### [THE PROBLEM]
Look over the lines below. Report each one that includes the string "initials".

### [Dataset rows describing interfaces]
* * *

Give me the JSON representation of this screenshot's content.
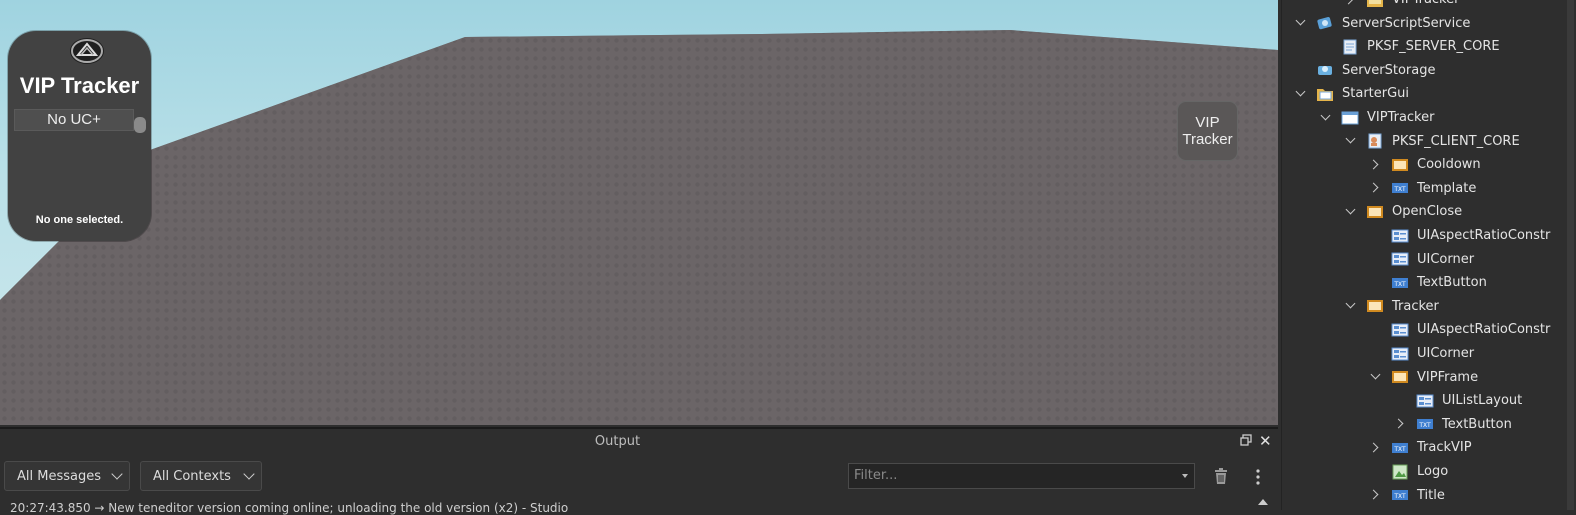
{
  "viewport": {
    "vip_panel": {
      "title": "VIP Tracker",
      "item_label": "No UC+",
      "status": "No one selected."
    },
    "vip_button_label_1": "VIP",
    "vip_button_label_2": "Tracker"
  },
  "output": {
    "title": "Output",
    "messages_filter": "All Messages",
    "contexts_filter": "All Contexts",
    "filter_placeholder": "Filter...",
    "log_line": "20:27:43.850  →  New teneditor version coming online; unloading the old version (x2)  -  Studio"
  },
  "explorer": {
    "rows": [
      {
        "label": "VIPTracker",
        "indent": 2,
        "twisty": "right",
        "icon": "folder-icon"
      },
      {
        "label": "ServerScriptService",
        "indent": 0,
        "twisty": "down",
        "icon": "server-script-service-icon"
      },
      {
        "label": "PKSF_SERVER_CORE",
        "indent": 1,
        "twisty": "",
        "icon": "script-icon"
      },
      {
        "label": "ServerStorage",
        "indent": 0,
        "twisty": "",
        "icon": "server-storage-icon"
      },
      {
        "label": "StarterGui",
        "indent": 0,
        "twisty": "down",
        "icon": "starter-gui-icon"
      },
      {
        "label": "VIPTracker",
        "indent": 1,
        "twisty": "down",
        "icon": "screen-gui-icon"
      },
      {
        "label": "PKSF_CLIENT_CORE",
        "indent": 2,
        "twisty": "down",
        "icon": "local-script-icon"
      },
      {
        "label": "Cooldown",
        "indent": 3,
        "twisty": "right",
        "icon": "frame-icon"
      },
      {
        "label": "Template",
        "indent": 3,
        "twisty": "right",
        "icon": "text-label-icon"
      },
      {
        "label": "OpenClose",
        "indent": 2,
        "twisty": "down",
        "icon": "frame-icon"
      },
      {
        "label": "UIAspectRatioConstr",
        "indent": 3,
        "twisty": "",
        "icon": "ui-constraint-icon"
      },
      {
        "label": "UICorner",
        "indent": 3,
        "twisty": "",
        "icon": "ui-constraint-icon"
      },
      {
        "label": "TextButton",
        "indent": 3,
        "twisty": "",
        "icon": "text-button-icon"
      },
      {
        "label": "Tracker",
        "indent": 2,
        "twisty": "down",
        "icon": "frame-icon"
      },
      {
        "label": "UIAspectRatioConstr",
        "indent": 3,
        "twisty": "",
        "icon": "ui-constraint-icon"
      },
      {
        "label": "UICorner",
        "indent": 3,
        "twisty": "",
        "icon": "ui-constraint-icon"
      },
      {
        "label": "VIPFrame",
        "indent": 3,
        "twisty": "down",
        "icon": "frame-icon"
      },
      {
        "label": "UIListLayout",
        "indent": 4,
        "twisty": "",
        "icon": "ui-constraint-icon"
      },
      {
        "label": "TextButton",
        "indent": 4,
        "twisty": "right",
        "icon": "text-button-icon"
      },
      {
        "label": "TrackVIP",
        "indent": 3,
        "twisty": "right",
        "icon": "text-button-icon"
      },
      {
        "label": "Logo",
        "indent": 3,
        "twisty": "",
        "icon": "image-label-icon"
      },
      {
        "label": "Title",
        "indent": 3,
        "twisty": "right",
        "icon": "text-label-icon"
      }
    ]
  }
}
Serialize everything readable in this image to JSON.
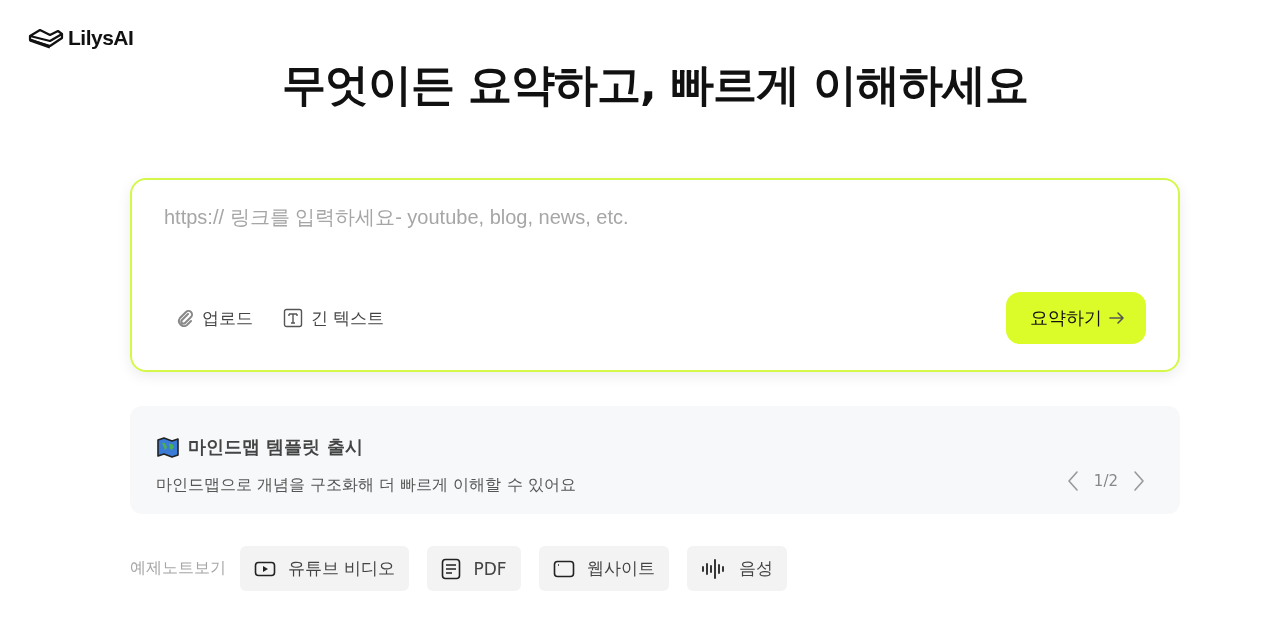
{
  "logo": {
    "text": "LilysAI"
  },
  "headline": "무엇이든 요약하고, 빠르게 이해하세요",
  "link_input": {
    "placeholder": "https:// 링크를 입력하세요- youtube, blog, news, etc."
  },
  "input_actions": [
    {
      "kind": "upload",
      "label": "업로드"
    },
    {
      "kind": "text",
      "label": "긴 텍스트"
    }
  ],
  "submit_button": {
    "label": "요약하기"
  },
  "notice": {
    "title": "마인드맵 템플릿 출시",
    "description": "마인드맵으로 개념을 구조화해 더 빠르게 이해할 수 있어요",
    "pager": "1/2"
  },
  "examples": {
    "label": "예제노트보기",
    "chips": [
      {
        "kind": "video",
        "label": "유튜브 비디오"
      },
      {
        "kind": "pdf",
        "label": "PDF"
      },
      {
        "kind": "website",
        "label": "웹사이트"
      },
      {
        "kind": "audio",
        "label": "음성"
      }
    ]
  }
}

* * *

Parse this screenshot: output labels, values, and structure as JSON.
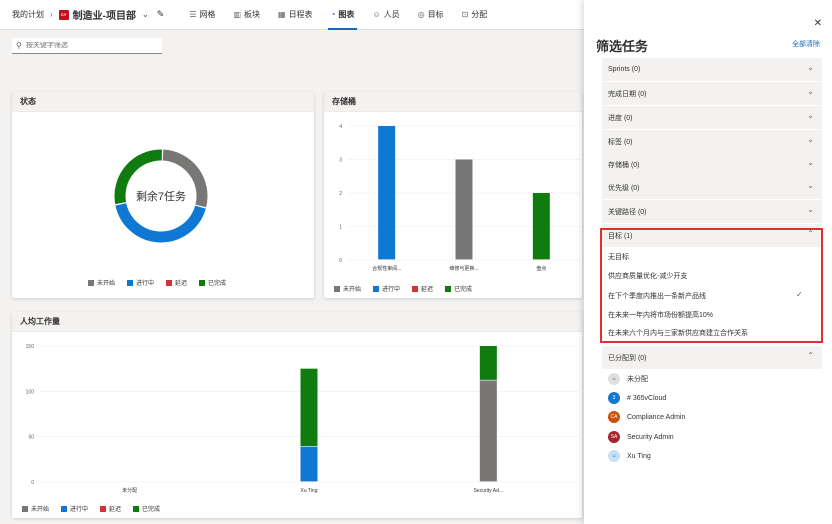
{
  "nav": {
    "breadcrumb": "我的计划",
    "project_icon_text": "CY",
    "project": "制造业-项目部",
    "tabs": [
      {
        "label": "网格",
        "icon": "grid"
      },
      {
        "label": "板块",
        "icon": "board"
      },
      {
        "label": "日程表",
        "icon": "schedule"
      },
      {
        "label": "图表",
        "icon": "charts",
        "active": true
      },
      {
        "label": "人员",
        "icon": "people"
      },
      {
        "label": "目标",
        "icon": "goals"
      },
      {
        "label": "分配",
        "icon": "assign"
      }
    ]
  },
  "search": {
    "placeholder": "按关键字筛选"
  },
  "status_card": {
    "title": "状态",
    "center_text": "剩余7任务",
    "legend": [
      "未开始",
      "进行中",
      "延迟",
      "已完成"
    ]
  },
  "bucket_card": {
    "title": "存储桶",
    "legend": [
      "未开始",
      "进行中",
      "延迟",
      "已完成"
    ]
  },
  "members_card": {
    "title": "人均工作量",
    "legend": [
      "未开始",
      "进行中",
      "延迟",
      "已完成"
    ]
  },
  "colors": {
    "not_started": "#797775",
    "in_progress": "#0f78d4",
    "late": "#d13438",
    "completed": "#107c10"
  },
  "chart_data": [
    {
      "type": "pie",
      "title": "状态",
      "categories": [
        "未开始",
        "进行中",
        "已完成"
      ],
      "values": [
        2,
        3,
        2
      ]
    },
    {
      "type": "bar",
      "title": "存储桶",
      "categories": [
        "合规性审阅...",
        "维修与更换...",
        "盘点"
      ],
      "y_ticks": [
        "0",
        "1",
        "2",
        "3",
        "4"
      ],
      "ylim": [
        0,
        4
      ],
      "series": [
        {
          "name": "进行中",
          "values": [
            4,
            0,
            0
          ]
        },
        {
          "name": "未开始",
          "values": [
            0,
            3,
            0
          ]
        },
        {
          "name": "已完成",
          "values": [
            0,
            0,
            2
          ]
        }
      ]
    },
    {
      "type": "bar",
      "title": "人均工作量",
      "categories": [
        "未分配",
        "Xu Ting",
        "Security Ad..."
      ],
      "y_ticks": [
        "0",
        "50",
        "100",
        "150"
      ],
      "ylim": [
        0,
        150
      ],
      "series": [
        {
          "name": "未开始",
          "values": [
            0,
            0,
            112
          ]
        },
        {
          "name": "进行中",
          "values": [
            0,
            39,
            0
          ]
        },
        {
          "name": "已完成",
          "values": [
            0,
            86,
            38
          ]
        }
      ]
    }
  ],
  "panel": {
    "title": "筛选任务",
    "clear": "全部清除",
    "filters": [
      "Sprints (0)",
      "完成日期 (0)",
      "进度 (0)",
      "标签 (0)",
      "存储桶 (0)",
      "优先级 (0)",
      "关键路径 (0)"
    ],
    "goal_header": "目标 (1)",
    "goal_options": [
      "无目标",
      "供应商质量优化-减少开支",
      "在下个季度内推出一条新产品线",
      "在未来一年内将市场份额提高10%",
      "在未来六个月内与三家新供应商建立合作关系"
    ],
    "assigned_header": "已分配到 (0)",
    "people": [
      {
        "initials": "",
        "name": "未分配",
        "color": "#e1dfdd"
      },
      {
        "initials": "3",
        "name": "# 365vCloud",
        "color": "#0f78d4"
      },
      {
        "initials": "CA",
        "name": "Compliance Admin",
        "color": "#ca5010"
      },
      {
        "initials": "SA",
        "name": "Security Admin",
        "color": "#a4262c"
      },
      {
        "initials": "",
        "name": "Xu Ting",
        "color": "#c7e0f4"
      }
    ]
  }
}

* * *

### [RESPONSE TO THIS EXERCISE]
        "initials": "",
        "initials": "3",
        "initials": "CA",
        "initials": "SA",
        "initials": "",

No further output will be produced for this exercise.